At about that time, Outeiro and several friends founded the BioEPI Clinical and Translational Research Center, a start-up company in the Lisbon area. "In Portugal, we don't have a lot of ... companies that do translational research, so the goal was really to apply our knowledge to the clinical field and to be able to establish a bridge," Outeiro says. He left the company after a year when it grew away from his interest in neurodegenerative diseases.
Back to roots
As his postdoc neared an end, Outeiro sought a way to come back to both fundamental research and Portugal. He declined an offer to stay longer at Harvard because if "I had stayed in the U.S. on a tenure-track position for another 5 or 6 years, then ... my whole life was going to be more stabilized and then it would be much more difficult to come back to Europe."
In recent decades, three new life-science institutes were created in Portugal at which "competition to get in is as tough as anywhere else in the world," says de Sousa, who 25 years ago left a principal investigator (PI) position at the Memorial Sloan-Kettering Cancer Center in New York City and today chairs the Human Genetics and Genetic Disorders department at one such Portuguese institute, the Institute for Molecular and Cell Biology in Porto. In 2007, Outeiro accepted a 5-year junior PI position in another of those new institutes, the Institute of Molecular Medicine (IMM) in Lisbon.
The offer was modest: lab space and enough money to pay one technician. In Portugal, job opportunities for scientists from abroad are much better than they used to be 25 years ago, but there still is "no decent seed money or a reentry funding policy, which is a great pity, because everything else makes us feel that we are becoming a 'normal' scientific country," de Sousa says. So Outeiro had to find money to establish his lab. By the time he joined IMM, he had secured research grants from the Calouste Gulbenkian and the Michael J. Fox foundations, two awards from the Portuguese government, and a Marie Curie International Reintegration Grant from the European Commission.

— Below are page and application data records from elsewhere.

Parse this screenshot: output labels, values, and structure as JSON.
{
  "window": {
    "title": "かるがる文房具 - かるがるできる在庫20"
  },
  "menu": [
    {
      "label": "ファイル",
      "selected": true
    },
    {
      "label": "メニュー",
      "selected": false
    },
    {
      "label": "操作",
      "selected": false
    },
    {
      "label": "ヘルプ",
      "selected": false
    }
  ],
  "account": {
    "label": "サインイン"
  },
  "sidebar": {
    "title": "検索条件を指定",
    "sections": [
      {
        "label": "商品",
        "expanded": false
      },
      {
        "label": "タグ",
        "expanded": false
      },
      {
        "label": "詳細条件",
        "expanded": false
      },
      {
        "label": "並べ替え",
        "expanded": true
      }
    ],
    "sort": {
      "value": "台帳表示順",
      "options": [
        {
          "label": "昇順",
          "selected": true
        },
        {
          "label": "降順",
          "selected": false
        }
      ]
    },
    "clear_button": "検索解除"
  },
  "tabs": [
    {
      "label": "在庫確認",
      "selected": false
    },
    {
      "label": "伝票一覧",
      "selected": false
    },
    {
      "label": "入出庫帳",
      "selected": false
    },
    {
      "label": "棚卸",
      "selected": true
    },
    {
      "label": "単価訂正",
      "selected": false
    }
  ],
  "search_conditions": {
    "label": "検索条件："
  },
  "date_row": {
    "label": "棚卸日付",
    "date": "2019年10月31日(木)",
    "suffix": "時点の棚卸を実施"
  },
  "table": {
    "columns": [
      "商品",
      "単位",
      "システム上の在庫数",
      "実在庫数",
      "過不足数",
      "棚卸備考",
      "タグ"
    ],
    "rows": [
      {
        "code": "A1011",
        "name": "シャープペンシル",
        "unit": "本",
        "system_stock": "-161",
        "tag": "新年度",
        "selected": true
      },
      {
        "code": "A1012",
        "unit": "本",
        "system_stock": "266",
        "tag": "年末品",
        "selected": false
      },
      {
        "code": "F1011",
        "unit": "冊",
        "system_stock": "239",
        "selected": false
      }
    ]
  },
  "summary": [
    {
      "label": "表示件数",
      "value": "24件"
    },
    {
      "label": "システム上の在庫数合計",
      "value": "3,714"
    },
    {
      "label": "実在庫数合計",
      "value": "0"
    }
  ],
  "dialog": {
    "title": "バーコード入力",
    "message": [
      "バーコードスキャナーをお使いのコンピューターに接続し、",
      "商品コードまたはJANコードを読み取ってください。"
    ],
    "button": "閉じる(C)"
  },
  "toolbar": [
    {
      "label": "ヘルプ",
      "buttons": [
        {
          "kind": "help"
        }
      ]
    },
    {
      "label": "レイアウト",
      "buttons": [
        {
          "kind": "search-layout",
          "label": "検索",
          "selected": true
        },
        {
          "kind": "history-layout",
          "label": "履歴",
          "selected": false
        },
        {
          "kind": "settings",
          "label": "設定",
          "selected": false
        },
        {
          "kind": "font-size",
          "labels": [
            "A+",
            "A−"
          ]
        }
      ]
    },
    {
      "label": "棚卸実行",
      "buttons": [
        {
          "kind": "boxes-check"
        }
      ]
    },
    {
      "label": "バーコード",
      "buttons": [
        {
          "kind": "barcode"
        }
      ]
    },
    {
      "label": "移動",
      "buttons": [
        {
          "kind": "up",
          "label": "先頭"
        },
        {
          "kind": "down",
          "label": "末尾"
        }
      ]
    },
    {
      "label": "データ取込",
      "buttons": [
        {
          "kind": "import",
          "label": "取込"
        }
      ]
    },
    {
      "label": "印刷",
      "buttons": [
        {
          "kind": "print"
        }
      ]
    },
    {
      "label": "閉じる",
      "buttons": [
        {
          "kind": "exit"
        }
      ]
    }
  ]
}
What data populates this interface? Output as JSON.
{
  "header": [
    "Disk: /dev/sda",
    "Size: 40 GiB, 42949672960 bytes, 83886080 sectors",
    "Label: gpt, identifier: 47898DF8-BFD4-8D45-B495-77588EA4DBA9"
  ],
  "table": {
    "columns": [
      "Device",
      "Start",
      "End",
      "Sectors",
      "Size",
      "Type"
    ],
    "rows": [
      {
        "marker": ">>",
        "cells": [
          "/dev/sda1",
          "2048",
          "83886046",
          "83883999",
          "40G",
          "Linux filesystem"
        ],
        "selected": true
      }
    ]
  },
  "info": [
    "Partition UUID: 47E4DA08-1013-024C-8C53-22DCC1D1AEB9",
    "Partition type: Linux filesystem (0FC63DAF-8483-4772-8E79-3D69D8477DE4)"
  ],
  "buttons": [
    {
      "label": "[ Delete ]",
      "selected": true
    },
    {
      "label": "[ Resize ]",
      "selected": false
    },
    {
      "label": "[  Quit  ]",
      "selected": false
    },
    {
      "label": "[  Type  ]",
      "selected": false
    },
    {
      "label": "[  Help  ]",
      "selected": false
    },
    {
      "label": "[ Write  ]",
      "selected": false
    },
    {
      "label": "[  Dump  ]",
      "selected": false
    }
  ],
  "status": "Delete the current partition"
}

Today, five postdocs, four Ph.D. students, one master's degree student, and two technicians staff Outeiro's Cellular and Molecular Neuroscience lab. In addition to protein misfolding, the lab has research projects focused on the connection between aging and neurodegeneration and on the mechanisms by which toxic substances cause neuronal dysfunction and cell death.
Despite the fundamental focus of his work, Outeiro tries to "keep in mind that the problems we are trying to tackle in the lab are ... not just fundamental problems. ... These are problems that are actually affecting millions of people all over the world," he says. "Maybe one day we will actually be able to ... help develop novel treatments for the patients."
Today, he is "still convinced that I made the right choice" in coming back to Portugal, Outeiro says, and others seem to agree. Last year, he received a prize from the Portuguese Society for Neuroscience for the best scientific article in 2007, an Aging Research Prize from the Portuguese Society for Neuroscience and Pfizer, and an Installation Grant from the European Molecular Biology Organization.
Despite these successes, Outeiro seems determined to keep contentment at bay. Once you start to be satisfied with your accomplishments, "you're probably not going to be as productive or as intense in what you do as you should be," he says.
Elisabeth Pain is contributing editor for South Europe.